This elliptically shaped exhibit, which explored an intersection of diaspora-related ideas from six Ghanian artists – Ibrahim Mahama, El Anatsui, Felicia Abban, John Akomfrah, Selasi Awusi Sosu and Lynette Yiadom-Boakye – was designed by Adjaye and curated by art historian/filmmaker Nana Oforiatta Ayim. 

With a nod to the interlinked notions of geography, culture and place, the designer’s firm strives to create architecture that responds to a changing world, the needs of the public, and how the act of making may influence the people who will eventually inhabit a space. Adjaye refers to it as “responsive architecture … I want to move away from South African or Ghanaian architecture to forest, mountain and desert architecture”. As natural disasters erupt around us, his thinking is that geographically relevant architecture should be able to respond to and offer protection against an increasingly fragile ecology.

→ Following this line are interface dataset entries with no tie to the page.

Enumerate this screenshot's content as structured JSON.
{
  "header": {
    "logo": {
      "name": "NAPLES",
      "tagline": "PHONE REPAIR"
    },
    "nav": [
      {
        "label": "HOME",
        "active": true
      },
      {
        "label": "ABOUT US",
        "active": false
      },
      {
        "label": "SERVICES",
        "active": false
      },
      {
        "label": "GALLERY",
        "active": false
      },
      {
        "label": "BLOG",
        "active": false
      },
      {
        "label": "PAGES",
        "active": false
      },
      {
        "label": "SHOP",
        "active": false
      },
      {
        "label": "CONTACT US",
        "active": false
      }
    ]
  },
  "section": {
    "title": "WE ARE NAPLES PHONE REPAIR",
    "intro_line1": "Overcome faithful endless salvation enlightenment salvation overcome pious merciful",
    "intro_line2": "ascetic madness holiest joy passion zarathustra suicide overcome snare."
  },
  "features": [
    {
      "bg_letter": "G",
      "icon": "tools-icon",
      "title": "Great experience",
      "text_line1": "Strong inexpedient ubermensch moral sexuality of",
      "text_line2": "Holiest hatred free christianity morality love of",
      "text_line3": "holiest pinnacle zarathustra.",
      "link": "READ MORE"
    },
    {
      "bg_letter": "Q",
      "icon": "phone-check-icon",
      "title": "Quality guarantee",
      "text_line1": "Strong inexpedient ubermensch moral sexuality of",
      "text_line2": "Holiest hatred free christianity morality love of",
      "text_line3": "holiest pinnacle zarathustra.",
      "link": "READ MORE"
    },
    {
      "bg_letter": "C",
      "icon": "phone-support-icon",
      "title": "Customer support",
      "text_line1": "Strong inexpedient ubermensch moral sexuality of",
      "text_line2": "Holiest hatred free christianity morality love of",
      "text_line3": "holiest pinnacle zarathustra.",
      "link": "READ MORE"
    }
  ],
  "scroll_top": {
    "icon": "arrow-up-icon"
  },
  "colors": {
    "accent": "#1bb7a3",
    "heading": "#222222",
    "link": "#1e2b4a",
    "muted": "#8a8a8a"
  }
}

The question is: what makes a perfect pavilion? We challenge all you designers out there to come up with a concept for the quintessential South African pavilion. Share your ideas for making the Expo world better through creativity! 



Read more:

#DI Alumnus Snøhetta takes green building one step further by developing sustainable concrete.
The future of green design.
Recycling the Serpentine Pavilion.


Credits: Heatherwick Studio, Iwan Baan and Karl Rogers